The mystery surrounding the deaths of over 2,000 Pacific gray whales since the 1980s may finally have been solved. Recent research suggests the dwindling Arctic ice, a consequence of global warming, is the primary culprit.

The melting ice led to a significant reduction in the population of coastal crustaceans, such as shrimp and scuds, which are the preferred food of these whales. This resulted in thousands of gray whales starving to death as their ecosystem collapsed.

Since the mid-1980s, gray whale populations have shown signs of recovery following a period of near extinction. However, three unusual mass die-offs have occurred since then. The first took place between 1987 and 1989, killing at least 700 gray whales.

The second event occurred between 1999 and 2000, with a more precise death toll of 651. The most recent and ongoing mass die-off began in 2019, with 688 whales reported dead so far.

Marine ecologist Joshua Stewart, who led the investigation into these unexplained whale deaths, expressed surprise at these extreme population swings. According to him, such fluctuations were unexpected in a large, long-lived species like gray whales.

The researchers used data from the National Oceanic and Atmospheric Administration’s National Marine Fisheries Service to track and find trends in gray whale deaths.
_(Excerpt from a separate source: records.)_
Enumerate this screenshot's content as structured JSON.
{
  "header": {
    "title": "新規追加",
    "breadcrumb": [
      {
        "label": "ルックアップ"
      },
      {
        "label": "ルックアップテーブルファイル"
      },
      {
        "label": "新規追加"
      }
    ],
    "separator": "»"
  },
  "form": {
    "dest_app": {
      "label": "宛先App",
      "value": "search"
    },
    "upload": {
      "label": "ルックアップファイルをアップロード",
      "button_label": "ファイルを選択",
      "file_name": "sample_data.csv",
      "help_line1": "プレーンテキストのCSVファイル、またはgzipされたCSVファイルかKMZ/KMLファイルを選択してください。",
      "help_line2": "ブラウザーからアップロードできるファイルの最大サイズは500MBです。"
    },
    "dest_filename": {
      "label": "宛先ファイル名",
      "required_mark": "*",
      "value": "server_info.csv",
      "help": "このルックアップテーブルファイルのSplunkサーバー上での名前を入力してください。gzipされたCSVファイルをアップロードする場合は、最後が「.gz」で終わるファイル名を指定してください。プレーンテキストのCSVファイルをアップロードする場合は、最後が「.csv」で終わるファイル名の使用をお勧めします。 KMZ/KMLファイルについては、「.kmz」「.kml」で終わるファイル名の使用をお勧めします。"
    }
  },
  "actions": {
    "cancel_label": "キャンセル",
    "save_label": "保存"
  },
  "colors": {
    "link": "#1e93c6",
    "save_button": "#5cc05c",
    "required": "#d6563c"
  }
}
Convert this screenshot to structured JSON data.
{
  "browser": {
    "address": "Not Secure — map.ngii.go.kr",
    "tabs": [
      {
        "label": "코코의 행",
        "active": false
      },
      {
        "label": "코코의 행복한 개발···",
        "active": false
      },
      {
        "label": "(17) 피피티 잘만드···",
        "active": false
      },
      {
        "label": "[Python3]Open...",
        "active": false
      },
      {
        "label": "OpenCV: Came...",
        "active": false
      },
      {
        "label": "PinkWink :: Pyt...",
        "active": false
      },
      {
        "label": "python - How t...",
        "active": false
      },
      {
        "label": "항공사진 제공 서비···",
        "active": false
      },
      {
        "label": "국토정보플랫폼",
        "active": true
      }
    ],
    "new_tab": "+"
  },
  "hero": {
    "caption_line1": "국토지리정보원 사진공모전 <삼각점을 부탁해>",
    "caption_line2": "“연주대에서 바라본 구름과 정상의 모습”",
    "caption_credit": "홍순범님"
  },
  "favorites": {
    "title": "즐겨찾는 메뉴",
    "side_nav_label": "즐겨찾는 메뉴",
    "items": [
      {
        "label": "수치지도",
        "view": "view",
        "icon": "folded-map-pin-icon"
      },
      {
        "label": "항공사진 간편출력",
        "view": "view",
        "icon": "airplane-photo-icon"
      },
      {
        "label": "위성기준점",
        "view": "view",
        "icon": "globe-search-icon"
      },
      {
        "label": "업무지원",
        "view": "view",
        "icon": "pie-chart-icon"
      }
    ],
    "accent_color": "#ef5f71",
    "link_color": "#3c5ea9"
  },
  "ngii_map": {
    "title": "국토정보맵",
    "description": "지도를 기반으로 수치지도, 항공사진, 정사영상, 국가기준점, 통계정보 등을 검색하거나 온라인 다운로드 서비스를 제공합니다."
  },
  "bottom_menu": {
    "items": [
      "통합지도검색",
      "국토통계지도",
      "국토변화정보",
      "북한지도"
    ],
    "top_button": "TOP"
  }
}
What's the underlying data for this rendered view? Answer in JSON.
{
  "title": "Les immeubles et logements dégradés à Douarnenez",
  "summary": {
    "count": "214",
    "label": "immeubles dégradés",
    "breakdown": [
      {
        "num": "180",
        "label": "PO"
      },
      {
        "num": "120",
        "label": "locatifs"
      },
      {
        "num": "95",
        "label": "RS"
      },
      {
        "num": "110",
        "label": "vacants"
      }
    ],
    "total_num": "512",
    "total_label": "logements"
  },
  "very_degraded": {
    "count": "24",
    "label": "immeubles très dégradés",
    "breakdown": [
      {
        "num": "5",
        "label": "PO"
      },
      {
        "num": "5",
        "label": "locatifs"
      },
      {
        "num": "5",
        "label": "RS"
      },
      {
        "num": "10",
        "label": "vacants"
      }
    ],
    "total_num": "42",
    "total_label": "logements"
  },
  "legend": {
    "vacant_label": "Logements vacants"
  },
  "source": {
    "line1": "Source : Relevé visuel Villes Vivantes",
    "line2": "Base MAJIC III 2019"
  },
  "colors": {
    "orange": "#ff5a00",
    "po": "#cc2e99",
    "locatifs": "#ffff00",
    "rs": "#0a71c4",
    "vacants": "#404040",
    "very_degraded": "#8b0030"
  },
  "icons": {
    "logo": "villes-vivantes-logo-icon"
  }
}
The study also revealed a decline in the health and availability of crustaceans, the primary food source for gray whales.

Researchers used data from wild-caught crustacean samples from 1970 to the present to measure the overall health of these species. The findings indicated a convergence of factors reducing the quality and availability of food for the whales.

Despite the alarming rate of gray whale deaths, there is still hope for the species. Gray whales have survived and adapted through hundreds of thousands of years of world history, weathering Ice Ages and other environmental upheavals.

This resilience suggests the risk of complete extinction is fairly low. However, Stewart warns we need to think critically about what these changes might mean for the future.

The study also found a correlation between the timing of disappearing Arctic sea ice and the decline in crustacean populations. The shrinking ice led to a loss of green algae that grows on its undersea face, which in turn resulted in smaller and less healthy populations of coastal crustaceans.

Ultimately, the research provides compelling evidence linking climate change to the mass deaths of Pacific gray whales. It underscores the urgent need for global action to mitigate the effects of climate change and protect our marine ecosystems.

As the gray whale population continues to decline, it serves as a stark reminder of the devastating impact of human-induced climate change on our planet’s biodiversity.